“The Eagle Huntress” has found a home at Sony Pictures Classics.
The crowd-pleasing Sundance documentary chronicles a 13-year-old Mongolian girl’s attempt to challenge 2,000 years of tradition by becoming the first female Eagle Hunter.
Here’s the rather breathless (and somewhat exoticizing) copy from the press release:
“Aisholpan is a real life role model on an epic journey to win victory in a faraway land. Under the tutelage and support of her father and her grandfather, she learns all aspects of this ancient tradition, including taming her very own eaglet and training for the annual Golden Eagle Festival, which involves competing against 70 male Eagle Hunters. She even dreams of hunting in the frozen winters to prove that a girl can do anything a boy can, so long as she’s determined.
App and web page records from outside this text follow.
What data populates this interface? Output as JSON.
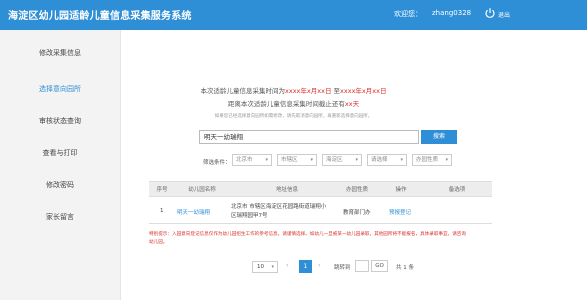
{
  "header": {
    "title": "海淀区幼儿园适龄儿童信息采集服务系统",
    "welcome_label": "欢迎您：",
    "username": "zhang0328",
    "power_icon": "power-icon",
    "logout_label": "退出"
  },
  "sidebar": {
    "items": [
      {
        "label": "修改采集信息",
        "active": false
      },
      {
        "label": "选择意向园所",
        "active": true
      },
      {
        "label": "审核状态查询",
        "active": false
      },
      {
        "label": "查看与打印",
        "active": false
      },
      {
        "label": "修改密码",
        "active": false
      },
      {
        "label": "家长留言",
        "active": false
      }
    ]
  },
  "notice": {
    "line1_prefix": "本次适龄儿童信息采集时间为",
    "line1_start": "xxxx年x月xx日",
    "line1_mid": " 至",
    "line1_end": "xxxx年x月xx日",
    "line2_prefix": "距离本次适龄儿童信息采集时间截止还有",
    "line2_days": "xx天",
    "hint": "如果您已经选择意向园所如需修改，请先取消意向园所，再重新选择意向园所。"
  },
  "search": {
    "value": "明天一幼瑞翔",
    "button_label": "搜索"
  },
  "filters": {
    "label": "筛选条件：",
    "selects": [
      "北京市",
      "市辖区",
      "海淀区",
      "请选择",
      "办园性质"
    ]
  },
  "table": {
    "headers": [
      "序号",
      "幼儿园名称",
      "地址信息",
      "办园性质",
      "操作",
      "备选项"
    ],
    "rows": [
      {
        "index": "1",
        "name": "明天一幼瑞翔",
        "address_line1": "北京市 市辖区海淀区花园路街道瑞翔小",
        "address_line2": "区瑞翔园甲7号",
        "type": "教育部门办",
        "action": "预报登记",
        "option": ""
      }
    ]
  },
  "warning": {
    "line1": "特别提示：入园意向登记信息仅作为幼儿园招生工作的参考信息，请谨慎选择。如幼儿一旦被某一幼儿园录取，其他园所将不能报名，具体录取事宜，请咨询",
    "line2": "幼儿园。"
  },
  "pagination": {
    "page_size": "10",
    "prev": "‹",
    "current_page": "1",
    "next": "›",
    "jump_label": "跳转到",
    "go_label": "GO",
    "total": "共 1 条"
  },
  "colors": {
    "header": "#2e8fd6",
    "accent": "#2e8fd6",
    "warning": "#d9302c"
  }
}
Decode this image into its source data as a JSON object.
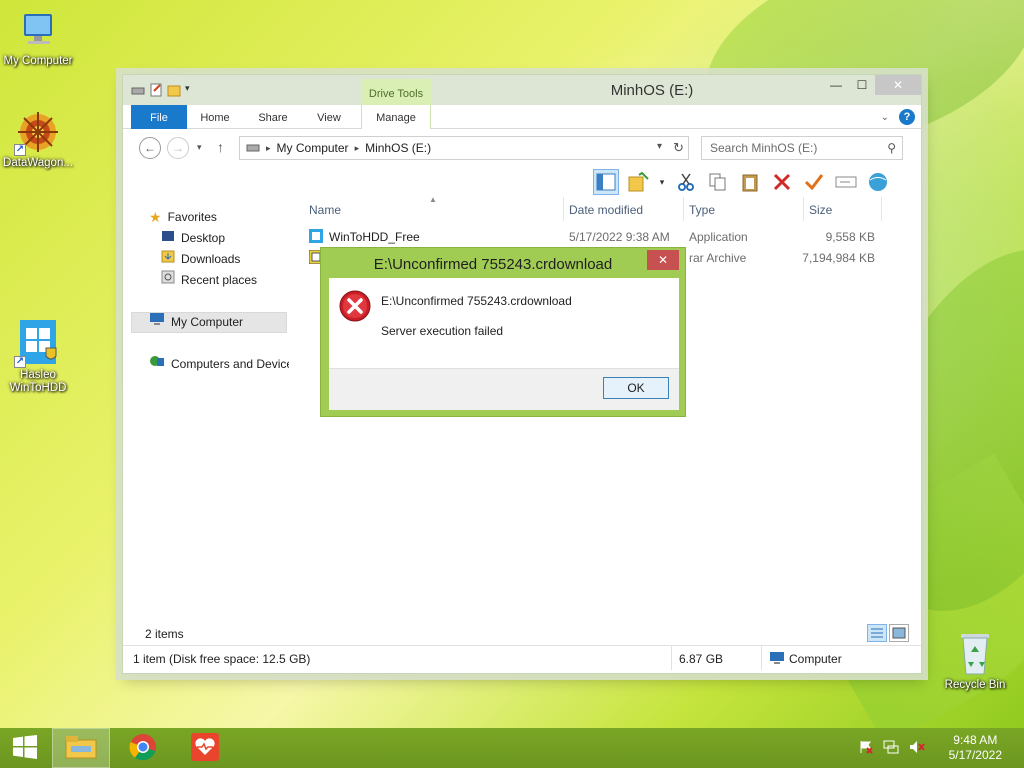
{
  "desktop": {
    "icons": [
      {
        "label": "My Computer"
      },
      {
        "label": "DataWagon..."
      },
      {
        "label": "Hasleo WinToHDD"
      },
      {
        "label": "Recycle Bin"
      }
    ]
  },
  "window": {
    "title": "MinhOS (E:)",
    "context_tab_group": "Drive Tools",
    "tabs": [
      "File",
      "Home",
      "Share",
      "View",
      "Manage"
    ],
    "address": {
      "crumbs": [
        "My Computer",
        "MinhOS (E:)"
      ]
    },
    "search": {
      "placeholder": "Search MinhOS (E:)"
    },
    "nav": {
      "favorites": "Favorites",
      "desktop": "Desktop",
      "downloads": "Downloads",
      "recent": "Recent places",
      "computer": "My Computer",
      "network": "Computers and Devices"
    },
    "columns": [
      "Name",
      "Date modified",
      "Type",
      "Size"
    ],
    "files": [
      {
        "name": "WinToHDD_Free",
        "date": "5/17/2022 9:38 AM",
        "type": "Application",
        "size": "9,558 KB"
      },
      {
        "name": "",
        "date": "",
        "type": "rar Archive",
        "size": "7,194,984 KB"
      }
    ],
    "status": {
      "items": "2 items",
      "selection": "1 item (Disk free space: 12.5 GB)",
      "size": "6.87 GB",
      "location": "Computer"
    }
  },
  "dialog": {
    "title": "E:\\Unconfirmed 755243.crdownload",
    "message_path": "E:\\Unconfirmed 755243.crdownload",
    "message": "Server execution failed",
    "ok": "OK"
  },
  "taskbar": {
    "time": "9:48 AM",
    "date": "5/17/2022"
  },
  "colors": {
    "accent": "#1979ca",
    "dialog_frame": "#a0cc54",
    "taskbar": "#6c9620",
    "error": "#c81e28"
  }
}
“‘This is a spectacular, one of a kind movie. This young girl’s true story about her amazing skills with eagles is told in a fresh and exciting way. It will inspire audiences of all ages,’ said Sony Pictures Classics.”
We’re just glad this deal with Sony probably means this exciting documentary’s got commercial appeal.
In one of her Sundance 2016 dispatches, Melissa Silverstein confessed that “Eagle Huntress” became her new obsession. She continued, “Aside from being one of the most beautifully shot movies I have ever seen, this movie tells an incredible story of the first-ever girl trained to be an Eagle Hunter. This tradition has been passed down over time by and to men in remote villages in Mongolia, but 13-year-old Aisholpan Nurgalv has the calling. So her dad trains her to hunt. First step: she needs an eagle. Director Otto Bell, who found out about the eagle huntress from a BBC story and showed up on their doorstep to learn more about her, takes us on Aisholpan’s journey in her first time out hunting, as well as being a part of a large fair where all the eagle hunters compete. I dare you not to be inspired.”